Presentation Ceremony Participants: The REIT Way Hawaii representatives Scott Creel, Senior Marketing Manager of Ala Moana Center (Brookfield Properties Retail Group); Breana Grosz, Marketing & Sponsorship Director of International Market Place (Taubman Centers, Inc.); Michael Jokovich, Area Vice President Hawaii for Hyatt Hotels (Host Hotels and Resorts); and Pamela R. Wilson, General Manager Hawaiian Real Estate, American Assets Trust at the launch of its community giving campaign on Nov. 15, 2018. aio Foundation's founder Duane Kurisu (center) accepted on behalf of Kahauiki Village.
REITs chip in to help Hawaii affordable housing
By Andrew Gomes, Honolulu Star-Advertiser
November 15, 2018
Some of Hawaii’s biggest commercial real estate owners have established a new charitable campaign to bolster affordable housing in the state.
A group of 13 real estate investment trusts, all based outside the state, have committed giving a combined $455,000 in the first year of a minimum 3-year campaign.
The group is seeking grant applications from local nonprofits that contribute to affordable-housing growth, and are scheduled to make an initial gift today — a $100,000 award to the aio Foundation’s Kahauiki Village housing project alongside Keehi Lagoon for homeless families with children.
The campaign dubbed The REIT Way Hawaii is being run through the Nareit Foundation, a nonprofit charitable giving organization for the national trade association for real estate investment trusts, or REITs.
Applications are due by Dec. 15 and must be submitted through thereitwayhawaii.com.
The 13 REITs all own property in Hawaii, mostly hotels and shopping centers.
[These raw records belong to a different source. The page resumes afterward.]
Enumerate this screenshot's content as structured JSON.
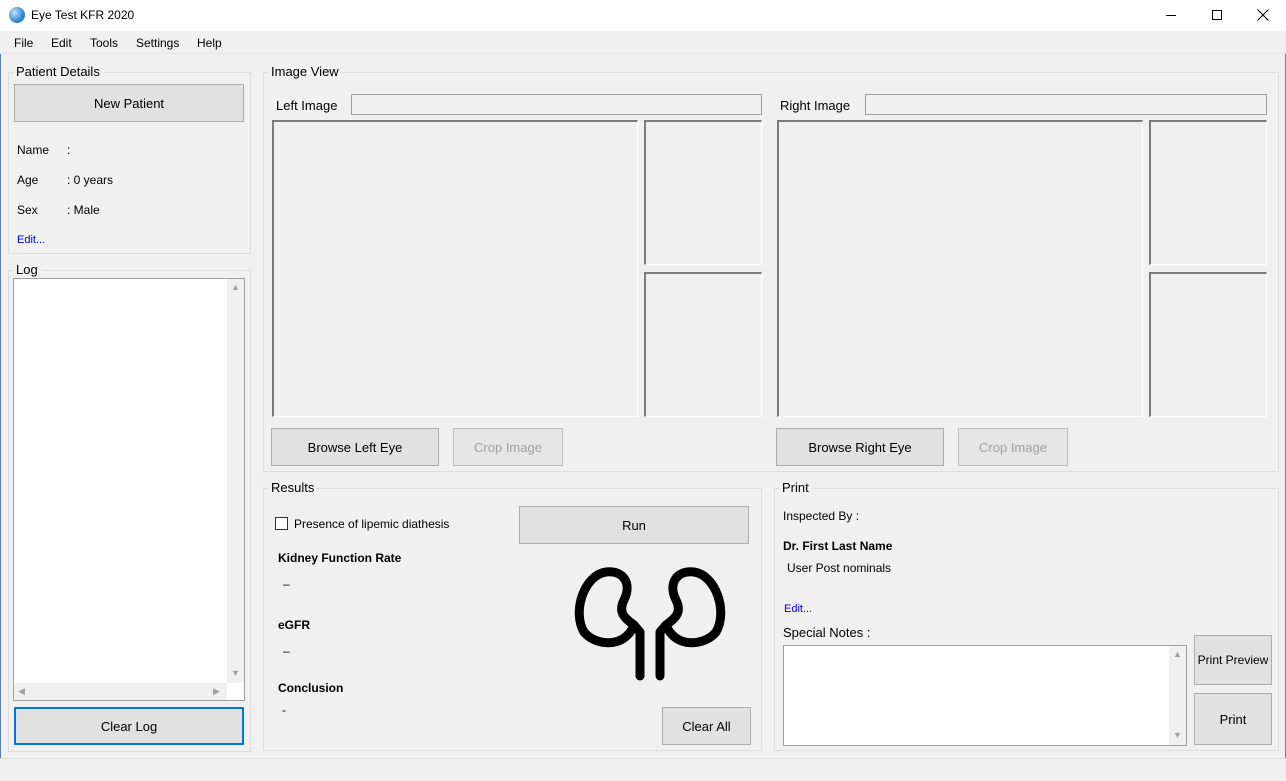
{
  "window": {
    "title": "Eye Test KFR 2020"
  },
  "menu": [
    "File",
    "Edit",
    "Tools",
    "Settings",
    "Help"
  ],
  "patient": {
    "group_title": "Patient Details",
    "new_button": "New Patient",
    "name_label": "Name",
    "name_value": ":",
    "age_label": "Age",
    "age_value": ": 0 years",
    "sex_label": "Sex",
    "sex_value": ": Male",
    "edit_link": "Edit..."
  },
  "log": {
    "group_title": "Log",
    "clear_button": "Clear Log"
  },
  "image_view": {
    "group_title": "Image View",
    "left_label": "Left Image",
    "left_path": "",
    "right_label": "Right Image",
    "right_path": "",
    "browse_left": "Browse Left Eye",
    "crop_left": "Crop Image",
    "browse_right": "Browse Right Eye",
    "crop_right": "Crop Image"
  },
  "results": {
    "group_title": "Results",
    "checkbox_label": "Presence of lipemic diathesis",
    "checkbox_checked": false,
    "run_button": "Run",
    "kfr_label": "Kidney Function Rate",
    "kfr_value": "–",
    "egfr_label": "eGFR",
    "egfr_value": "–",
    "conclusion_label": "Conclusion",
    "conclusion_value": "-",
    "clear_all_button": "Clear All",
    "icon": "kidneys-icon"
  },
  "print": {
    "group_title": "Print",
    "inspected_by_label": "Inspected By :",
    "doctor_name": "Dr. First Last Name",
    "post_nominals": "User Post nominals",
    "edit_link": "Edit...",
    "special_notes_label": "Special Notes :",
    "print_preview_button": "Print Preview",
    "print_button": "Print"
  },
  "colors": {
    "accent": "#0078d7",
    "link": "#0000cc",
    "background": "#f0f0f0"
  }
}
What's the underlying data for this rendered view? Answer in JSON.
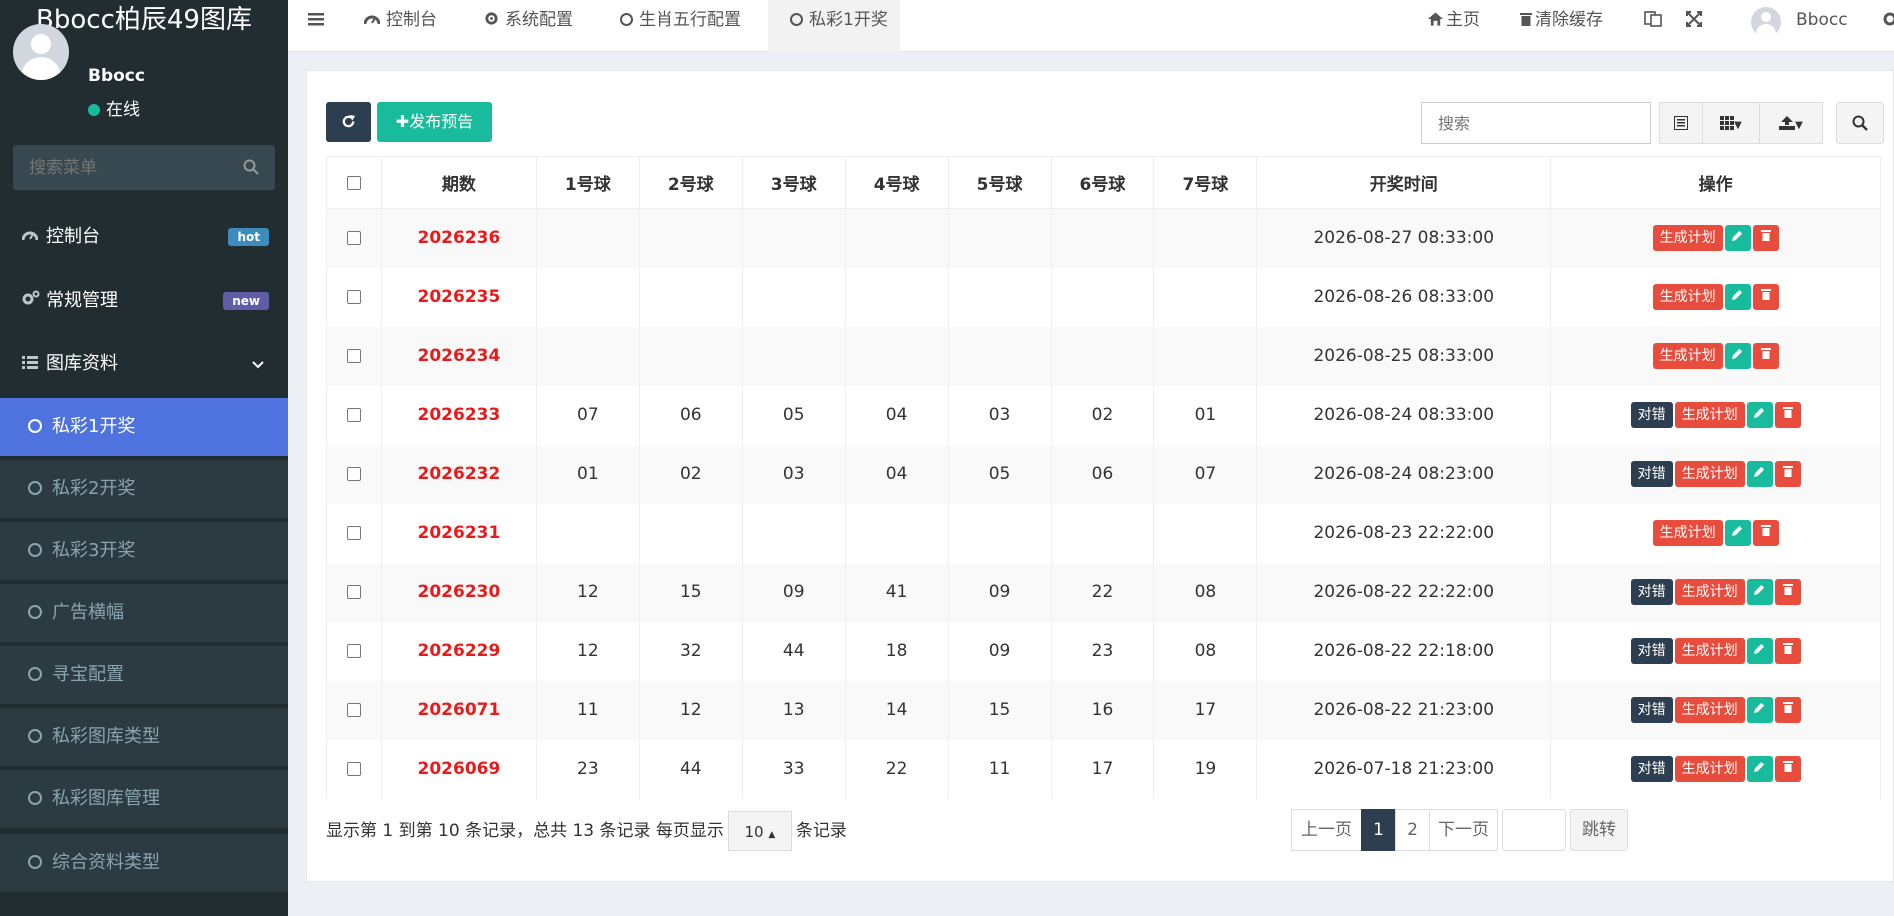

They include the owners of Ala Moana Center (Brookfield Properties), International Market Place (Taubman Centers Inc.), Hilton hotels (Park Hotels & Resorts) and Hyatt hotels (Host Hotels & Resorts).
Over the past few years, REITs doing business in Hawaii have been assailed by some traditional local real estate companies as being bad corporate citizens because of their tax status, and the Legislature has entertained but not passed bills that would impose state income taxes on these REITs.
REITs enjoy a federal income tax break that exists because such companies must pass at least 90 percent of their profits to shareholders who then pay taxes on the income in whichever state they live. Nearly every state mirrors the federal tax treatment for state income taxes.